The film continues the story of teenage Billy Batson who, upon reciting the magic word “SHAZAM!” is transformed into his adult Super Hero alter ego, Shazam.
Director David F. Sandberg is back with the sequel to his child turned adult superhero named Shazam! Back in 2019 with the original, it was a surprise hit. It may not have been a huge worldwide blockbuster at the box office, but it was still profitable and was surprisingly good at being able to cater to both children and adults. Four years later it’s unfortunate, but some may not say the same for the sequel. Fury of the Gods is a fun lighthearted film, but at the cost of being super friendly it may have taken away the entertainment value that made the first film stand out so well.
What’s great about Fury of the Gods is it still acknowledges the obvious. Billy Batson aka Shazam (Zachary Levi) is a child that turns into an adult superhero. He may have the muscles, but his mind has not caught up yet. It’s fascinating to see how a young man with abandonment issues and years of trauma has to take on so much cosmic responsibility and maturity. It would send anyone down a mental gymnastics trip trying to make sense of it all. The plot addresses this well and has a great number of comedic beats to make you smile from ear to ear regarding it. Shazam is dealing with so much and it’s fun to see him try to tackle it all.

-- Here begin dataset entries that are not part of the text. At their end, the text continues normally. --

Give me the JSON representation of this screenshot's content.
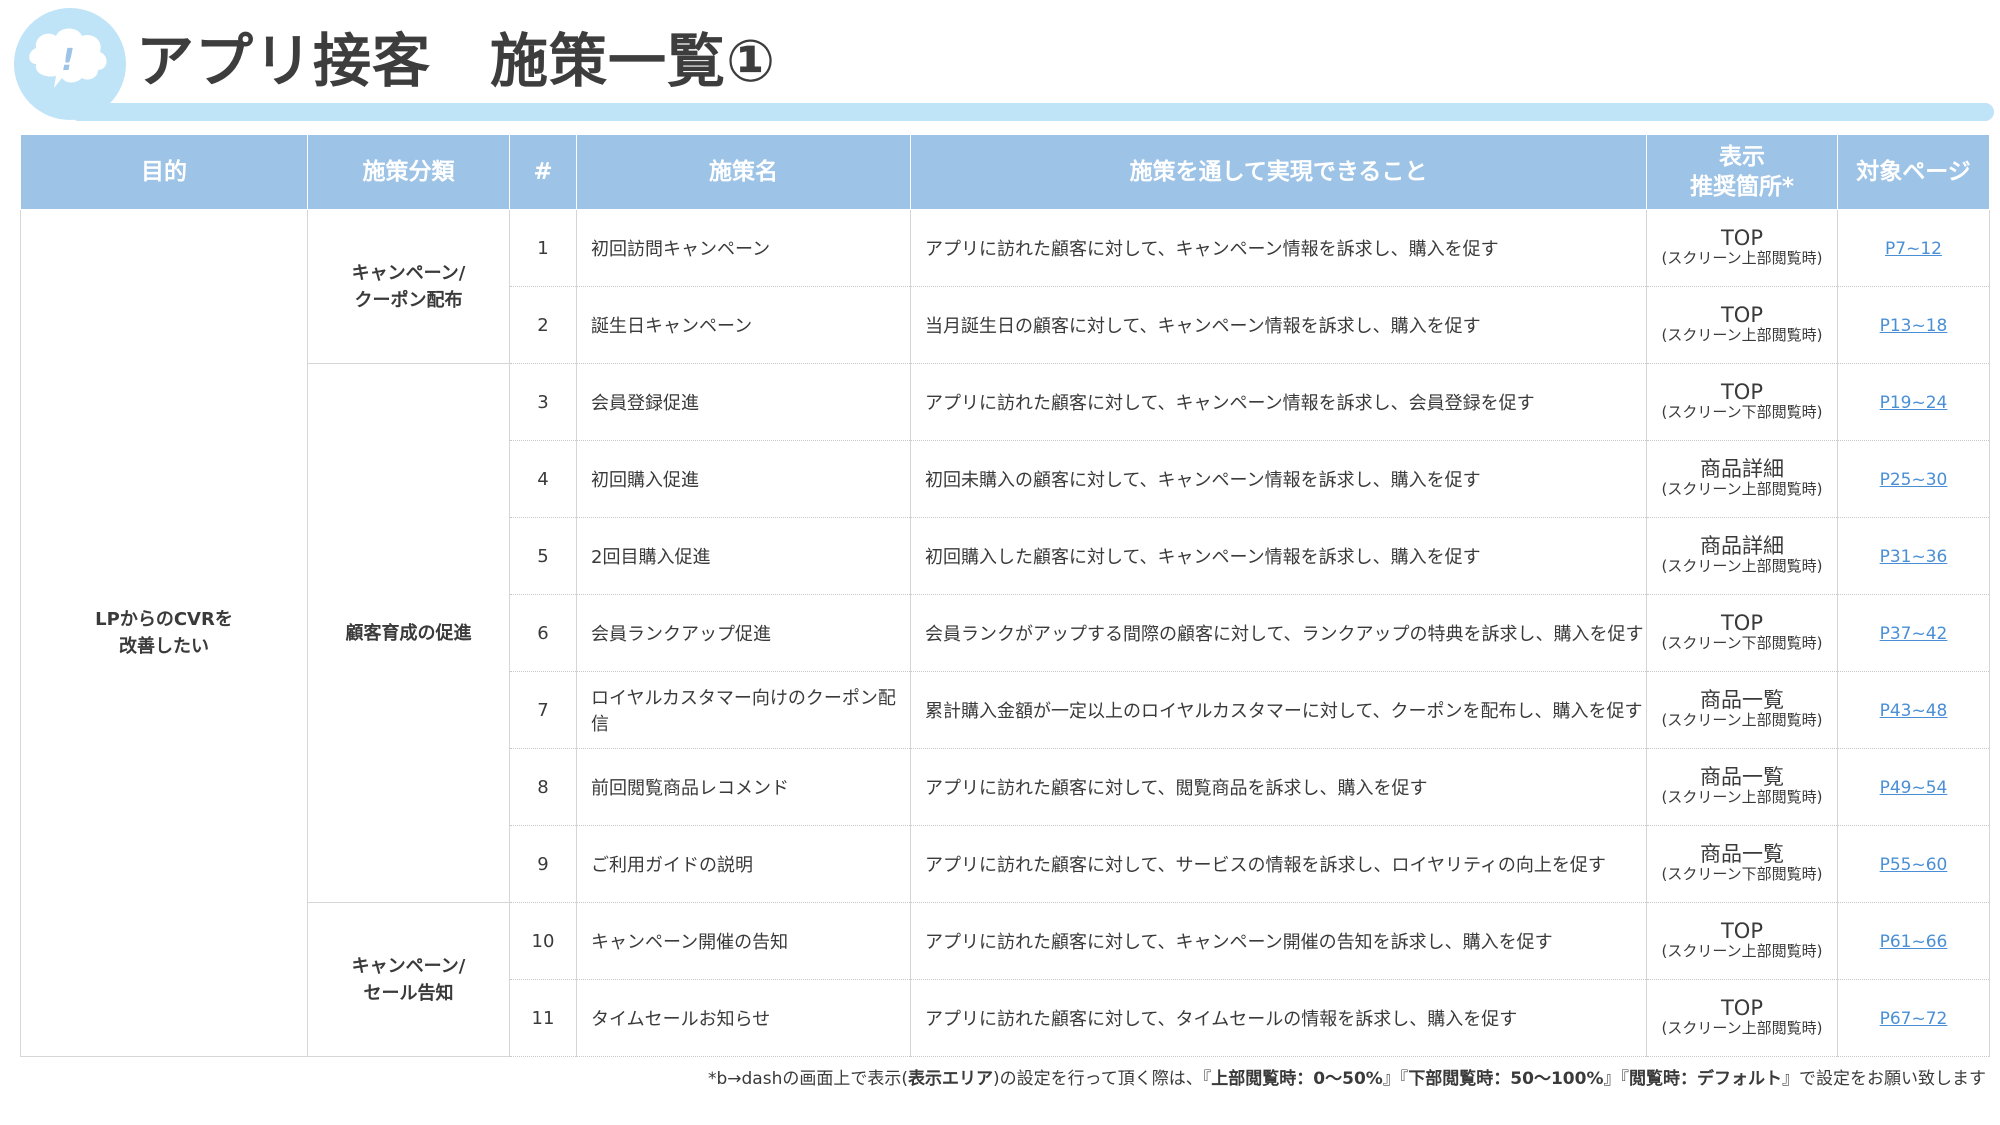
{
  "header": {
    "title": "アプリ接客　施策一覧①",
    "icon": "thought-bubble-exclamation-icon",
    "accent_color": "#bfe3f7",
    "header_color": "#9dc3e6"
  },
  "table": {
    "columns": [
      "目的",
      "施策分類",
      "#",
      "施策名",
      "施策を通して実現できること",
      "表示\n推奨箇所*",
      "対象ページ"
    ],
    "purpose": "LPからのCVRを\n改善したい",
    "categories": [
      {
        "label": "キャンペーン/\nクーポン配布",
        "rows": 2
      },
      {
        "label": "顧客育成の促進",
        "rows": 7
      },
      {
        "label": "キャンペーン/\nセール告知",
        "rows": 2
      }
    ],
    "rows": [
      {
        "num": "1",
        "name": "初回訪問キャンペーン",
        "desc": "アプリに訪れた顧客に対して、キャンペーン情報を訴求し、購入を促す",
        "loc_main": "TOP",
        "loc_sub": "(スクリーン上部閲覧時)",
        "page": "P7~12"
      },
      {
        "num": "2",
        "name": "誕生日キャンペーン",
        "desc": "当月誕生日の顧客に対して、キャンペーン情報を訴求し、購入を促す",
        "loc_main": "TOP",
        "loc_sub": "(スクリーン上部閲覧時)",
        "page": "P13~18"
      },
      {
        "num": "3",
        "name": "会員登録促進",
        "desc": "アプリに訪れた顧客に対して、キャンペーン情報を訴求し、会員登録を促す",
        "loc_main": "TOP",
        "loc_sub": "(スクリーン下部閲覧時)",
        "page": "P19~24"
      },
      {
        "num": "4",
        "name": "初回購入促進",
        "desc": "初回未購入の顧客に対して、キャンペーン情報を訴求し、購入を促す",
        "loc_main": "商品詳細",
        "loc_sub": "(スクリーン上部閲覧時)",
        "page": "P25~30"
      },
      {
        "num": "5",
        "name": "2回目購入促進",
        "desc": "初回購入した顧客に対して、キャンペーン情報を訴求し、購入を促す",
        "loc_main": "商品詳細",
        "loc_sub": "(スクリーン上部閲覧時)",
        "page": "P31~36"
      },
      {
        "num": "6",
        "name": "会員ランクアップ促進",
        "desc": "会員ランクがアップする間際の顧客に対して、ランクアップの特典を訴求し、購入を促す",
        "loc_main": "TOP",
        "loc_sub": "(スクリーン下部閲覧時)",
        "page": "P37~42"
      },
      {
        "num": "7",
        "name": "ロイヤルカスタマー向けのクーポン配信",
        "desc": "累計購入金額が一定以上のロイヤルカスタマーに対して、クーポンを配布し、購入を促す",
        "loc_main": "商品一覧",
        "loc_sub": "(スクリーン上部閲覧時)",
        "page": "P43~48"
      },
      {
        "num": "8",
        "name": "前回閲覧商品レコメンド",
        "desc": "アプリに訪れた顧客に対して、閲覧商品を訴求し、購入を促す",
        "loc_main": "商品一覧",
        "loc_sub": "(スクリーン上部閲覧時)",
        "page": "P49~54"
      },
      {
        "num": "9",
        "name": "ご利用ガイドの説明",
        "desc": "アプリに訪れた顧客に対して、サービスの情報を訴求し、ロイヤリティの向上を促す",
        "loc_main": "商品一覧",
        "loc_sub": "(スクリーン下部閲覧時)",
        "page": "P55~60"
      },
      {
        "num": "10",
        "name": "キャンペーン開催の告知",
        "desc": "アプリに訪れた顧客に対して、キャンペーン開催の告知を訴求し、購入を促す",
        "loc_main": "TOP",
        "loc_sub": "(スクリーン上部閲覧時)",
        "page": "P61~66"
      },
      {
        "num": "11",
        "name": "タイムセールお知らせ",
        "desc": "アプリに訪れた顧客に対して、タイムセールの情報を訴求し、購入を促す",
        "loc_main": "TOP",
        "loc_sub": "(スクリーン上部閲覧時)",
        "page": "P67~72"
      }
    ]
  },
  "footnote": {
    "p1": "*b→dashの画面上で表示(",
    "b1": "表示エリア",
    "p2": ")の設定を行って頂く際は、『",
    "b2": "上部閲覧時：0～50%",
    "p3": "』『",
    "b3": "下部閲覧時：50～100%",
    "p4": "』『",
    "b4": "閲覧時：デフォルト",
    "p5": "』で設定をお願い致します"
  }
}
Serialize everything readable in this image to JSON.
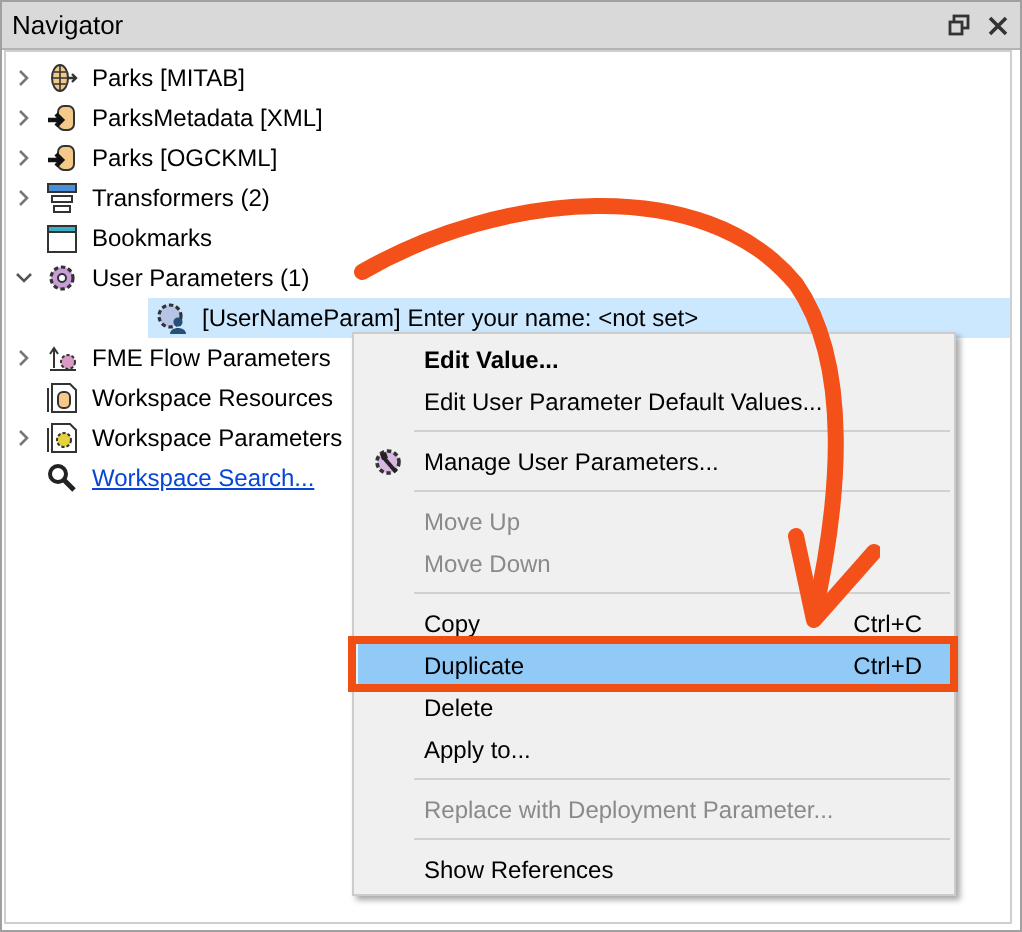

It’s the same amount of frustration dealing with his powers and trying to lead a team. He has no experience with this. This boy can’t even balance a checkbook, but he’s supposed to lead other members of his family, the Shazam family, where all members are either his age or younger. This small group of heroes is trying their best to save the day when helpless humans are in danger. They put forth a great effort, but it’s not enough and the general public isn’t happy. It was a great display and use of powers from the small group but there are many cracks that need to be filled if they’re to be respected as an honorable superhero group. Sometimes you can save the world, but people will still complain that you didn’t do it fast enough. That’s the dilemma we found our heroes in which was a great sight to see.
When it comes to the villains it’s a complete miss. Hespera (Helen Mirren) and Kalypso (Lucy Liu) have no business in the film. Not that they’re above comic book roles, but this time it doesn’t work. Sure, their characters are gods from the past and they may not possess the social skills that would help them fit well into today’s society with others. In the beginning, they seem dangerous, but afterwards their presence didn’t equate to their bark. Instead of just killing their opposition or stealing their powers they took part in pointless monologuing yelling their frustrations. “I’m going to kill you now because I’m dangerous,” energy was spewing from their pores, and I just want them to get on with it instead of saying it. It’s mind-boggling what Anthea (Rachel Zegler) was doing. At this time, it’s still not clear whether she was a good or bad guy. Also, what’s up with her powers? It’s difficult to explain. She’s able to manipulate matter and shift high skyscrapers back and forth as easily as it is playing with Lego blocks. Seriously?! If she can do this she should literally be one of the most powerful people on the planet if not in the galaxy. Yet it feels very wasted and confusing.
The action in the film was fine. There was a ton of it, but none of it contained any stakes except during the first act of the film when the Shazam family is trying to save people on a crashing bridge. Other than that, it’s obvious that everyone in perceived danger will be ok or survive. There were some punches, kicks, and blasts of lightning energy that did look appealing on the big screen, but none of it had any weight. The continuity in the battles were nonexistent as well. While some were fighting others are just standing there as onlookers. This is horrible and all characters in close proximity of each other should be engaged in the fight.
The biggest sin of this movie is who it’s actually designed for. In my opinion, this is not for adults and children like the first film. It’s strictly for children with its soft silly tone and a number of jokes. There is one sequence where a city is literally infested with giant monsters everywhere terrorizing anything that moves, but it’s all a joke and not taken seriously. There’s no panic at all from the heroes and a solution to the problem arises in less than three seconds. If the characters on screen aren’t scared, how can an audience member be?
With all that being said, this film isn’t horrible. It’s not a waste of time or trash. There’s still a lot of fun to be had if you make your way to the theater to see it. However, it’s not remotely as good as the first film which was one of the better comic book films at the time of its release. This is a turn your brain completely off, laugh at all the jokes, and appreciate the bright lights kind of movie. There is no threat, no danger, and no stakes in the film which makes it a little dull but still fun. At one point it appeared that the bad guys won, so it’s confusing why they’re still fighting. It appears the filmmaker didn’t care to have this make sense. It’s just sad that so much happened in this film that would warrant worldwide attention yet other heroes like Superman, Batman, or Wonder Woman don’t show up at all and if they did it was far too late. This film is not to be taken seriously and is mainly just two hours of jokes. So if that’s what you’re looking for you’ll have the best time ever!